Indian music is known for its complex use of microtones. But for notation and explanation, we divide an octave into 12 semitones. We use a movable scale, which means that your octave can start anywhere you like. Your starting point is the root of your octave, all the other notes are defined in relation to the root. Each of the 12 notes in the octave has a unique identity, given by S, r, R, g, G, m, M, P, d, D, n, N. Keyboard instruments make it very easy to visualize music, so if you have access to one, do make use of it. Pick any key on the keyboard as your root. Then play 12 consecutive keys in ascending order including both blacks and whites. The chromatic scale is not very pleasant to listen to, but it is a good way to learn all the notes in an octave.
The "Notation ID" column gives you the names of the notes as they are used in musical notation. With the exception of sa and pa, all the other notes (re, ga, ma, dha and ni) have two notation IDs each, one denoted by a small letter and one by a capital letter to distinguish between the two versions. Notice that the final sa in Table 1 is notated S', with an apostrophe after it. Notes in octaves below or above your basic octave are notated with apostrophes before or after them to show which octave they belong to. Here are a couple of ways to notate the keyboard, using C or A♭ as the keynote.
In the video below, Pt. Venkatesh Kumar sings in sargam between 9:10 to 11:15 or so.
Pt. Venkatesh Kumar
The Basic Seven-Note Scale
The chromatic scale comprises twelve notes separated by uniform (or nearly uniform; Indian music is based on natural temperament) intervals, but it is much easier to create pleasing melodies by combining notes separated by non-uniform intervals. Since ragas are so central to Indian classical music, we are always on the lookout for note combinations that offer significant melodic potential. We know of about 500 ragas in the Hindustani tradition now. Sometimes ragas fade out as they lose popularity and people stop singing or learning them, sometimes new ragas are born out of new encounters or mixing existing ragas to come up with surprising new melodies. A number of ragas have been derived from folk tunes sung in various parts of India. So long as a scale is versatile enough to be developed into a full-fledged raga, artists are happy to play with it and see where it takes them, and if the new raga stands the test of time, it may eventually receive a place of honor alongside the other classical ragas.

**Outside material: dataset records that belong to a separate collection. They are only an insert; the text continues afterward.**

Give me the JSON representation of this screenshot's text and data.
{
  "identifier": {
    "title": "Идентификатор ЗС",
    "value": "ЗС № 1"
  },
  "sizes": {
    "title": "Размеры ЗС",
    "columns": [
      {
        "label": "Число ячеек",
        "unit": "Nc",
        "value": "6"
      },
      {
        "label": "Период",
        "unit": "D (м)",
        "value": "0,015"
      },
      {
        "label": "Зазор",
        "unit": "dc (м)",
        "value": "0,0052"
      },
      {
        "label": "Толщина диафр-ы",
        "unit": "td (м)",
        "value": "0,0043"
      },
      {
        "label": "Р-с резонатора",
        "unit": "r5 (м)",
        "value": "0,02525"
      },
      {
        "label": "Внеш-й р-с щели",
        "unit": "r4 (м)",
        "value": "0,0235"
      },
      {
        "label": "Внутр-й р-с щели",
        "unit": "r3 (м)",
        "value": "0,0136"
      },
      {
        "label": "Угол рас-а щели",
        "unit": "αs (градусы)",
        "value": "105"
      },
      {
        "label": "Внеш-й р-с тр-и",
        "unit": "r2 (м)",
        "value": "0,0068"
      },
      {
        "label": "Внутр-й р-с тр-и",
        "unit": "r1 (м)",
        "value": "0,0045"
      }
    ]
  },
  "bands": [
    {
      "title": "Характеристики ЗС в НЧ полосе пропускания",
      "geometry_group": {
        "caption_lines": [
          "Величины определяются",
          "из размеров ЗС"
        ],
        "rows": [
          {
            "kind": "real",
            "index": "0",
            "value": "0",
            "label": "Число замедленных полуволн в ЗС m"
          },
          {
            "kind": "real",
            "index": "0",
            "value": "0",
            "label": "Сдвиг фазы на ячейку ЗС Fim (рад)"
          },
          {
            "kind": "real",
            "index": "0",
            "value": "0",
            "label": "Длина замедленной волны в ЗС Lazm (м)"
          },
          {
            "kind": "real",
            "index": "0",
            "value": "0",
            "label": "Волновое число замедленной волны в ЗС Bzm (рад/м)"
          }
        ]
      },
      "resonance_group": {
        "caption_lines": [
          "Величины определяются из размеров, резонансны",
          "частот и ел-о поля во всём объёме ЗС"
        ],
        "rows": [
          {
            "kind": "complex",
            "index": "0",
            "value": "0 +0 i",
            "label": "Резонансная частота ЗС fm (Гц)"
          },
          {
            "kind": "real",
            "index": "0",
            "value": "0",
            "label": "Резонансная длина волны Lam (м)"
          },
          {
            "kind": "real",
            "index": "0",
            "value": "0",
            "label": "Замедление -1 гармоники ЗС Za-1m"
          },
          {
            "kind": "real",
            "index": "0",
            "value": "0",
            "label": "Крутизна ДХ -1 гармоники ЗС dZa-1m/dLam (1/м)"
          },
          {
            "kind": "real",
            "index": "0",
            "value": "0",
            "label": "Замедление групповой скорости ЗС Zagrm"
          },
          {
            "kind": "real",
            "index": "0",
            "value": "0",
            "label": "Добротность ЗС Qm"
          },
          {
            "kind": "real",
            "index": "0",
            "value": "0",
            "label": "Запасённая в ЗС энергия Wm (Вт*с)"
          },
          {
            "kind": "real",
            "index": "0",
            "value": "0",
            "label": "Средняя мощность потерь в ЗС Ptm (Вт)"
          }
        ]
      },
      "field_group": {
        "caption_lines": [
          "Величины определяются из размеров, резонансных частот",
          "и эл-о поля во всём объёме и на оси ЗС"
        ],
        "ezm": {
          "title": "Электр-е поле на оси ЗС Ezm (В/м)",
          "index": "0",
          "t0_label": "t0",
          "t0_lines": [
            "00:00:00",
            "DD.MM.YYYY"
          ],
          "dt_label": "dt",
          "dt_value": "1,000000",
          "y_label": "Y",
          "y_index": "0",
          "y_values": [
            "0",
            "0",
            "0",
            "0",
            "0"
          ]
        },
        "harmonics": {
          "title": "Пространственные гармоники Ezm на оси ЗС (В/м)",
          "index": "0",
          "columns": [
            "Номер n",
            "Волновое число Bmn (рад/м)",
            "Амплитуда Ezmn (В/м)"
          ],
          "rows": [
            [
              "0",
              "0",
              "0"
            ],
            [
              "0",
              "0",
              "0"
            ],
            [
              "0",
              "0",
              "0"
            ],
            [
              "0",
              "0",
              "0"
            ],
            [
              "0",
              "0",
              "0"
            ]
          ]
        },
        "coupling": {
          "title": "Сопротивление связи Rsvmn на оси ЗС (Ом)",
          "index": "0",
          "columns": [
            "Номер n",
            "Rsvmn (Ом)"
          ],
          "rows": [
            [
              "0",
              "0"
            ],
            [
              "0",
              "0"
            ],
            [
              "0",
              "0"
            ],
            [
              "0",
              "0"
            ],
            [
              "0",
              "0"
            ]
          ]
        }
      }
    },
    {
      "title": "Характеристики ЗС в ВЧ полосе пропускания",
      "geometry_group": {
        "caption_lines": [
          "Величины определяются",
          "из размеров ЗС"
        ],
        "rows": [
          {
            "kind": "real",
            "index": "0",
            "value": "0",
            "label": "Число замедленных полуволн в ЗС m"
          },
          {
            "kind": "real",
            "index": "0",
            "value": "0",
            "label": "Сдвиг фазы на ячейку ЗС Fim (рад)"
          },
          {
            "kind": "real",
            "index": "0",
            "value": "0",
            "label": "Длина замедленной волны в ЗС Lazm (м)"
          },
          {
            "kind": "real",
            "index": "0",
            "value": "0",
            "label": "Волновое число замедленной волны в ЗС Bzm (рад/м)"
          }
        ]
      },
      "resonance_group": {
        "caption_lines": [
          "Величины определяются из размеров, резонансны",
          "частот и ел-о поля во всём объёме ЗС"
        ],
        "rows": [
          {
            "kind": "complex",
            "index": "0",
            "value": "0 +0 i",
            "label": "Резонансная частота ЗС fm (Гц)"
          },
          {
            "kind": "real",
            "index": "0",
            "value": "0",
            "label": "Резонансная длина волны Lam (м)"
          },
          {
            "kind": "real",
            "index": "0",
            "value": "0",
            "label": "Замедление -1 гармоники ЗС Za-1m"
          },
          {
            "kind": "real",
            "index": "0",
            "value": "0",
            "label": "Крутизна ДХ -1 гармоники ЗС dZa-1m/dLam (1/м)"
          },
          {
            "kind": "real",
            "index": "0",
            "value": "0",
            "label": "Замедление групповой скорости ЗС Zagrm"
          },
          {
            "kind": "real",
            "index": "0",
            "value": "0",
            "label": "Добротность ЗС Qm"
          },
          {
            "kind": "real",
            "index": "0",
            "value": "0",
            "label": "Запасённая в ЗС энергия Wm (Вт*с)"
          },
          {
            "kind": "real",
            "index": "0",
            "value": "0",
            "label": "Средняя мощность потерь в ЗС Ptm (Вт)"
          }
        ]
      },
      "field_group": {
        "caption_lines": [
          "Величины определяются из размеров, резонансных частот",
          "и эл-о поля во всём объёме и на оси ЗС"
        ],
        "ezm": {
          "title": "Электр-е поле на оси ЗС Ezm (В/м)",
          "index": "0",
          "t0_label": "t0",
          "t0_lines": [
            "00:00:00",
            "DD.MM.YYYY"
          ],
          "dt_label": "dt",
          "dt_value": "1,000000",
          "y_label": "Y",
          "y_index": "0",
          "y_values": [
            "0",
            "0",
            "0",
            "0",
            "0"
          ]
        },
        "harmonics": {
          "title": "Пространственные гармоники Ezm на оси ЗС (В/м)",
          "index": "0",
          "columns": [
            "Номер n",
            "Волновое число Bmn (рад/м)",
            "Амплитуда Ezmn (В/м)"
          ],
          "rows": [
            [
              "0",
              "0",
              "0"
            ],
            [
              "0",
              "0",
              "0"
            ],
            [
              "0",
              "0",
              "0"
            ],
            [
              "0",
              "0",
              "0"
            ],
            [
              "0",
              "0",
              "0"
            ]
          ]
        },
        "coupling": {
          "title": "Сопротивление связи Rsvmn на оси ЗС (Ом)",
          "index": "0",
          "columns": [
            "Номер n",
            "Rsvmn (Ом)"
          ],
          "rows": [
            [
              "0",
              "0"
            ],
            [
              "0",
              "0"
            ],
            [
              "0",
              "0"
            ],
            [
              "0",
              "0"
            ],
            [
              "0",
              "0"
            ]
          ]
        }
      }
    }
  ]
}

But one must begin somewhere, and all new students of Hindustani classical music begin by learning the all-natural (all shuddha) seven-note scale comprising S R G m P D N.
Click to hear: All-Natural Seven-Note Scale
(Ascent: S R G m P D N S' / Descent: S' N D P m G R S)